The Columbus Dispatch
The bicycle has been around for nearly 200 years, but 21st-century technology helped determine the winner of the Tour de Grandview yesterday.
Jonathan Atwell was crowned the men's pro race winner after he and three other riders crossed the finish line separated by fractions of a second. Upon reviewing video of the finish frame by frame on a MacBook laptop, race officials determined that Atwell, 30, beat out Ryan Knapp by inches.
"None of us really knew," Atwell said, recalling the anxious conversation the riders shared during a cool-down lap after the finish.
Said Knapp: "I felt like I was as likely to come in fourth as I was to be first."

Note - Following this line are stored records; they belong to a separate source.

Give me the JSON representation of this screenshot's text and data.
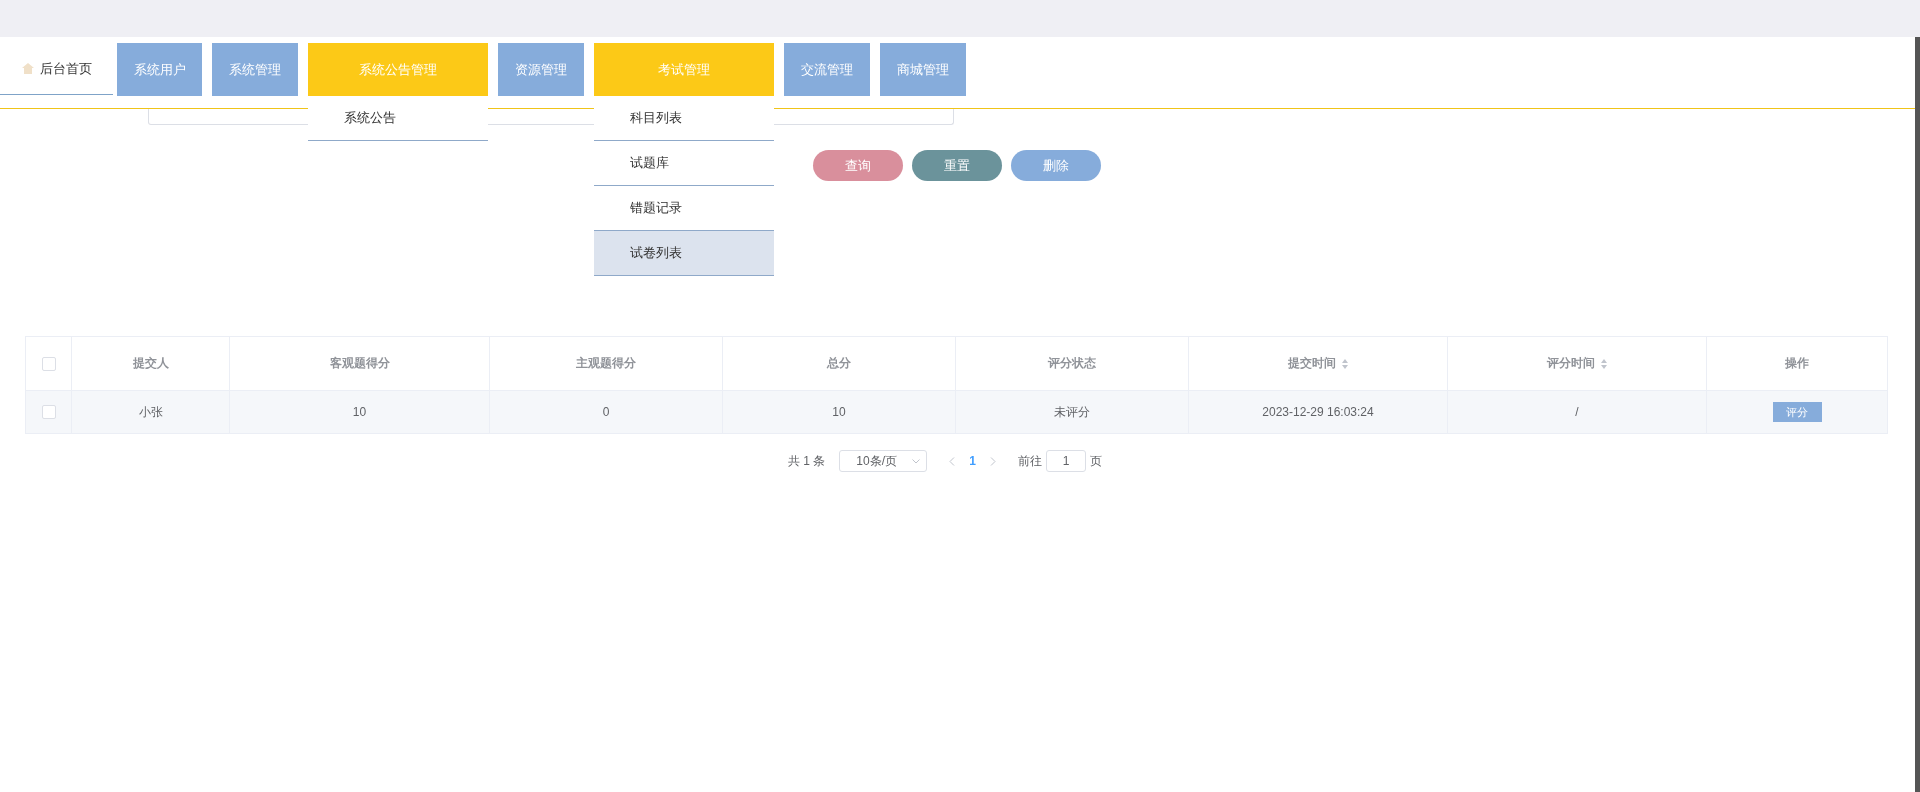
{
  "home_tab": {
    "label": "后台首页"
  },
  "nav": [
    {
      "label": "系统用户",
      "selected": false
    },
    {
      "label": "系统管理",
      "selected": false
    },
    {
      "label": "系统公告管理",
      "selected": true,
      "children": [
        {
          "label": "系统公告",
          "selected": false
        }
      ]
    },
    {
      "label": "资源管理",
      "selected": false
    },
    {
      "label": "考试管理",
      "selected": true,
      "children": [
        {
          "label": "科目列表",
          "selected": false
        },
        {
          "label": "试题库",
          "selected": false
        },
        {
          "label": "错题记录",
          "selected": false
        },
        {
          "label": "试卷列表",
          "selected": true
        }
      ]
    },
    {
      "label": "交流管理",
      "selected": false
    },
    {
      "label": "商城管理",
      "selected": false
    }
  ],
  "actions": [
    {
      "label": "查询",
      "color": "#d98f9c"
    },
    {
      "label": "重置",
      "color": "#6b939b"
    },
    {
      "label": "删除",
      "color": "#86acdb"
    }
  ],
  "table": {
    "select_all": {
      "checked": false
    },
    "columns": [
      {
        "label": "提交人",
        "sortable": false
      },
      {
        "label": "客观题得分",
        "sortable": false
      },
      {
        "label": "主观题得分",
        "sortable": false
      },
      {
        "label": "总分",
        "sortable": false
      },
      {
        "label": "评分状态",
        "sortable": false
      },
      {
        "label": "提交时间",
        "sortable": true
      },
      {
        "label": "评分时间",
        "sortable": true
      },
      {
        "label": "操作",
        "sortable": false
      }
    ],
    "rows": [
      {
        "checked": false,
        "cells": [
          "小张",
          "10",
          "0",
          "10",
          "未评分",
          "2023-12-29 16:03:24",
          "/"
        ],
        "action": "评分"
      }
    ]
  },
  "pagination": {
    "total": "共 1 条",
    "page_size": "10条/页",
    "current": "1",
    "goto_label": "前往",
    "goto_value": "1",
    "page_unit": "页"
  }
}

With a lap to go, Atwell made his move. He led by a bike length or two around each early turn and stretched the distance to nearly three lengths as they tackled the Broadview Avenue hill leading to the finish line. Then the three trailing cyclists began to close the gap.
Atwell said he wasn't sure if he'd held on to the lead.
"Had that finish line been a meter sooner, I would have been a lot more confident," he said. "But honestly, I'm so new to the sport, I would have been psyched just to be fourth."
Atwell's victory, earning him the largest chunk of the $3,500 purse, was the first in his career racing at the category 1 and 2 level, the top class in criterium cycling. Atwell, a Ph.D. candidate who will finish his dissertation at Indiana University this fall, picked up the sport only a few years ago and didn't start training to race until 2010.
Baldesare finished in third, and York landed in the fourth spot, one shy of the post-race podium.
The win boosted Atwell into third place in the weekend's total points count and a share of an additional $2,000 purse. Riders collected points based on their finishes in the three Ohio cycling events this weekend, including two Cincinnati-area races: the Madeira Centennial Criterium on Friday and the Hyde Park Blast Criterium on Saturday.
Knapp, a 27-year-old native of Bloomington, Ind., who races for Team Panther, finished just ahead of Atwell for the weekend prize but short of overall winner Clay Murfet.
Columbus' Kirk Albers, also of Team Panther, took fifth place overall.
On the women's side, Kettering native Jane Weakley held off two rivals for first. The Secret Cycling team member rode the last several laps while dueling two Texas Roadhouse riders, Sally Price and Tracy Tolson.
Weakley, 28, made sure to position herself between the two teammates to keep them from working together or making a sudden push from out of sight.
"I just knew they were going to work me over," Weakley said. "If I wasted any energy, I was through."
Left without a teammate of her own, Weakley managed to hold on, despite the tough incline leading to the finish line.
"I've ridden with them before," Weakley said of Price and Tolson. "They're hill-climbers.